In addition to participation in partnerships that work to conserve birds at larger scales, you can also live your day-to-day life in ways that help birds right where you live.
- Many bird-lovers enjoy cats. But cats are the biggest source of direct mortality to birds. Keep your cat indoors to keep birds safe and to keep your cat healthy.
- The second leading direct cause of bird deaths is collisions with windows, both those in office buildings and in private homes. If everyone took steps to create bird-friendly buildings, both at their own homes and work places, we could save hundreds of millions of birds.
- Become a citizen scientist – everyone can contribute to our knowledge of birds, including a better understanding of how many of which species occur where throughout the year – by submitting your observations through eBird.
- Coffee is the second most popular drink in the world, behind only water itself. Coffee can be grown in ways that are bird-friendly or very destructive to bird habitat. Drink bird-friendly coffee.
We’re used to applying a variety of pesticides to our yards and lawns. Most of these kill insects that don’t damage our yard but yet provide food for birds. Lower your use of pesticides as far as possible.
- Choose native pollinator-friendly flowers and fruiting shrubs and trees for your yard. Not only birds, but butterflies and honey bees will thank you.
- Set a bird-friendly dinner table. Start with range-fed (grass-fed) beef. (Bison meat is even better!) Grassland birds are at risk. Also, purchase American-grown rice, which imitates vital wetland habitat. Rice habitat constitutes the very best bird-compatible mass-produced crop in the United States.

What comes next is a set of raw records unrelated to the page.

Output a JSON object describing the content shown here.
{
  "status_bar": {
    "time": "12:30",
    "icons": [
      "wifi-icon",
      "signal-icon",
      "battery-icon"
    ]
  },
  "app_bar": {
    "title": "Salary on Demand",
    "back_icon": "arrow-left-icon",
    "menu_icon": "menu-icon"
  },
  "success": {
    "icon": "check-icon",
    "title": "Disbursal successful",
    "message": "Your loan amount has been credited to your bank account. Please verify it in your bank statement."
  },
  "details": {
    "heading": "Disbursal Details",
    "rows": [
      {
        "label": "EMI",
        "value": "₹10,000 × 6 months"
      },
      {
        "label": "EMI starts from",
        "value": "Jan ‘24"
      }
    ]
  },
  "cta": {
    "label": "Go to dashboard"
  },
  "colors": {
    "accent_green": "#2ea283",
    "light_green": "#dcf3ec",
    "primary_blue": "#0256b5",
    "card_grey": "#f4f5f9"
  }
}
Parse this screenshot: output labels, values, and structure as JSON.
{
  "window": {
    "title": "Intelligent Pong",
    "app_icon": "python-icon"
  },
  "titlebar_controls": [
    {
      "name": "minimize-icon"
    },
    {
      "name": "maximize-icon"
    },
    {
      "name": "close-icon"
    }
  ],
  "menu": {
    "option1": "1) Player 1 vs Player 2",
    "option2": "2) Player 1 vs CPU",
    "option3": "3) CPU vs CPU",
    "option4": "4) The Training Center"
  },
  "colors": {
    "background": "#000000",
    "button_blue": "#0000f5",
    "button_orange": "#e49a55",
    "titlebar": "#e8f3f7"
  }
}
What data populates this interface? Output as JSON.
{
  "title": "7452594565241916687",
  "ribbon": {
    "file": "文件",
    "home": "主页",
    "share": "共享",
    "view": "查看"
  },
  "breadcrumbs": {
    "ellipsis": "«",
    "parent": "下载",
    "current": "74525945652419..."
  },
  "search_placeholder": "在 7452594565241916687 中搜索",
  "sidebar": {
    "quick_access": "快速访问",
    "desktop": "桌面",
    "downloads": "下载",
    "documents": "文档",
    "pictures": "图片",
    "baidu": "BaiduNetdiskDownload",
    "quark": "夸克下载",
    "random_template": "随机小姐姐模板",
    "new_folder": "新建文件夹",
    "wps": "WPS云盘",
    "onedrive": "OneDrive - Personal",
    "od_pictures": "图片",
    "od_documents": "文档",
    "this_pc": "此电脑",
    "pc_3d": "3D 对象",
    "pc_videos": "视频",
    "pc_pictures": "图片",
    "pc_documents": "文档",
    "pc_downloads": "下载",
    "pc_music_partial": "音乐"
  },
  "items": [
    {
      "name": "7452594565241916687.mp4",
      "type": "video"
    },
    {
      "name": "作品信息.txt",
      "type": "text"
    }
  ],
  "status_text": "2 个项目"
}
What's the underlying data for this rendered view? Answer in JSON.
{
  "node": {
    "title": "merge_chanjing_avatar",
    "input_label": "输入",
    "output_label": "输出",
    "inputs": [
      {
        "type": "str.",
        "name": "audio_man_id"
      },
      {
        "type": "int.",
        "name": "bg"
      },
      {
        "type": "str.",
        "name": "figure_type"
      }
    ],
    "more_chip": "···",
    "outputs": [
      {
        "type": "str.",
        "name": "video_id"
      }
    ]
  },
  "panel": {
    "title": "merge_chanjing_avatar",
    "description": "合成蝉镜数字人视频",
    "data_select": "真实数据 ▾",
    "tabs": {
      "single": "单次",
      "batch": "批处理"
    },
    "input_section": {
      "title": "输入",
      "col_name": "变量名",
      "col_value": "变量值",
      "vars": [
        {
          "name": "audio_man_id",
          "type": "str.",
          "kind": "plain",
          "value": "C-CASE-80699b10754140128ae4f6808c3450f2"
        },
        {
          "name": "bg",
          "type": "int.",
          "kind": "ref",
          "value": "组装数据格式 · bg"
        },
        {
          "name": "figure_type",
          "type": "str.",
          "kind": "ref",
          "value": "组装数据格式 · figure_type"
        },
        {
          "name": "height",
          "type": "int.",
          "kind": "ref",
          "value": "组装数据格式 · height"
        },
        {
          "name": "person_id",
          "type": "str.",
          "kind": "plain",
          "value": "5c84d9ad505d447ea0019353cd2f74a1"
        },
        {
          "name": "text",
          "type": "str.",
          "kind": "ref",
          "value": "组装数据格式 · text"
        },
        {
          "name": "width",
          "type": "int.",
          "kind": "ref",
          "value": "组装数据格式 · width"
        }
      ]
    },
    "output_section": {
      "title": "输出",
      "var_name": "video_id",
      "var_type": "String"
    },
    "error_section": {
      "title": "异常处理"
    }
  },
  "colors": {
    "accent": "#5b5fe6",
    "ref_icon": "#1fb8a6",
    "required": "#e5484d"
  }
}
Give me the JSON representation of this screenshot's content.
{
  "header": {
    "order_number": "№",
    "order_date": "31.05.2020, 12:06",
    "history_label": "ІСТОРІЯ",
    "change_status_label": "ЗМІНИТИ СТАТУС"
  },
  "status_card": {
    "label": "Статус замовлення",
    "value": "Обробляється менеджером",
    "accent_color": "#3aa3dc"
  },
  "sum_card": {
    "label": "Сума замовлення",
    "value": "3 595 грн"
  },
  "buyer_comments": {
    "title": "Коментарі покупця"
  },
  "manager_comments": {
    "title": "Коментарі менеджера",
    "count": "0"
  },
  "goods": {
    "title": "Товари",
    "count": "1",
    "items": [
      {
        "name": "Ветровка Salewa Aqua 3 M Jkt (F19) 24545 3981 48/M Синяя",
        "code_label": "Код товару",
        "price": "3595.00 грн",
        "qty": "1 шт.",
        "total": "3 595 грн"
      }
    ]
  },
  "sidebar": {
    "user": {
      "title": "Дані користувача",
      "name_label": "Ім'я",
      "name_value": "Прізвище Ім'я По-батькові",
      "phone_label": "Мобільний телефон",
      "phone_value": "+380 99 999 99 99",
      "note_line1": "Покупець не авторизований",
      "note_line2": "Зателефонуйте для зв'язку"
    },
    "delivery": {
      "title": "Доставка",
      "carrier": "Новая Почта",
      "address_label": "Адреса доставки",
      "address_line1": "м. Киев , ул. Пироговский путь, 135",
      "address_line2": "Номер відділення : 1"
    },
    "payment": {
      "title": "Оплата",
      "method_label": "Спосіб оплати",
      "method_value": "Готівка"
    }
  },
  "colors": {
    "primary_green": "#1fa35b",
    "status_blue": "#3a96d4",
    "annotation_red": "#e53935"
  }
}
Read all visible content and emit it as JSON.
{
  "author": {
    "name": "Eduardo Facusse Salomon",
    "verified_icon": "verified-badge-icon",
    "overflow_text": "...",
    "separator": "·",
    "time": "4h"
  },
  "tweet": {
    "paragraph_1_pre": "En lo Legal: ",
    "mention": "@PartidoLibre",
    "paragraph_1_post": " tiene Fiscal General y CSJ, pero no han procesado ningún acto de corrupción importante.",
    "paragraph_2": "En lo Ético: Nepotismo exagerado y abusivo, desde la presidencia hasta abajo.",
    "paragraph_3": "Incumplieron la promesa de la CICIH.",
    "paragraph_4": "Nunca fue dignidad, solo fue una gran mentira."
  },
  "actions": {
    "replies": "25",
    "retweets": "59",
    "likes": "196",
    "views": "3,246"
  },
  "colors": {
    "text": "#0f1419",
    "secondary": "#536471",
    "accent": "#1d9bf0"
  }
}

- Migrating birds are susceptible to colliding with towers using non-flashing warning lights. Contact owners of communication towers and tell them about bird and energy savings with bird-friendly lighting.
- Explore making your city more bird friendly by turning off lights in commercial buildings and by taking many other steps.